I’ve had the pleasure of meeting and learning from some amazingly talented photographers over the years and one thing they all have in common is their openness and willingness to share what they know and what they’ve learnt. Sometimes this is directly and in person and sometimes it’s via their blogs or other social outlets.
Primarily though, they all appreciate the fact that they too were once starting out and needed as much help as they could get.
The key here though is to take those little gems of information and put them towards developing your own unique style and don’t compare yourself to others. You’ll no doubt find out that you are your own worst critic and this will push you forward to try and be different and more creative and motivate you to develop new skills.
What is one piece of advice you would like to offer a new photographer just starting out?
Whatever camera you’re using, get to know it intimately. Nature’s special moments are often fleeting, so your camera needs to become an extension of yourself. Learning to adjust settings while continuing to look through the viewfinder, for instance, should become second nature, leaving you to concentrate on being creative with what’s happening in front of you.
What type of camera(s) do you shoot with?
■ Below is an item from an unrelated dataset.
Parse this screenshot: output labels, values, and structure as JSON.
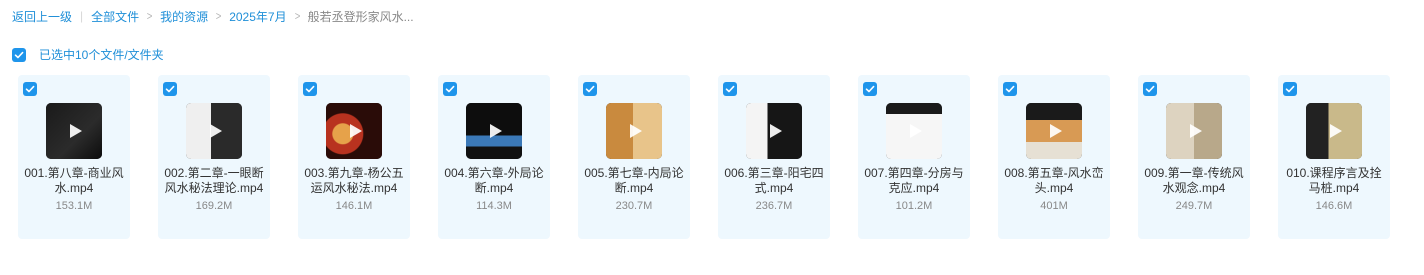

What is your favorite lens?
I use two Canon EOS cameras – the 1DX and the 5D3 with lenses ranging from a 15mm fisheye right through to 500mm. I love my Canon 500mm f/4L as it’s a real workhorse and has never let me down.
However, taking a leaf from some of my adventure photography, I’m now integrating my Canon 24-70mm f/2.8L II and Canon 16-35mm f/4L IS USM into my wildlife photography a lot more for low level wide-angle shots. I love presenting wildlife in its environment but if the subject is really close (and I mean almost touching distance) then these lenses can provide an extraordinary level of intimacy.
What is in your camera bag?
It really depends on the gig. Lame I know, but I will always want to keep weight to a minimum and only carry the most suitable equipment for the task in hand. One thing I always do is travel with both camera bodies, not just as a backup, but to avoid swapping lenses in dusty and or inhospitable environments.
What is your favorite photography accessory?
I often use a ball head or gimbal head on a Manfrotto® Superclamp. It’s a relatively simple but extremely useful accessory that can be bolted almost anywhere including a vehicle’s roof bars. If I’m on my own or part of a very small group, I may even have several of these clamps placed in strategic points around the vehicle making it extremely easy to switch from side to side and back to front.
How important is Photoshop or other image editing software in your final images?
I use both Adobe Lightroom and Photoshop and they’re integral to my whole workflow process, not just post trip but also while on location. For me, it’s important to be able to think ahead a bit about how you might process certain images.
If you fully understand the key features (and also the limitations) of your preferred editing software, you’ll be better placed to make on-the-spot camera setting decisions while shooting, especially useful in low-light or awkward lighting situations.
A female leopard in the Moremi Okavango Delta in Botswana
A female royal Bengal tiger in Bandhavgarh in India
Are there any areas of photography that you have yet to pick up on that you’d like to learn?
I’ve been trialing drones and remote-controlled vehicles as I’m fascinated by the unique perspectives and creative opportunities that, would ordinarily, not be possible.
This dovetails nicely into another area that I’m keen to develop further and that’s video. I’ve dabbled, but it’s now time to take it to the next level. It’s becoming increasingly important in my capacity as a tour leader to be able to document and even stream live video while on location.
What do you think the future holds for you? Where do you see yourself in the next few years?
Coaching, mentoring and educating through photography, is key to what motivates me so I see my tour leader role with partner Wild Images continue to flourish and become a major, if not my main, focus in the future.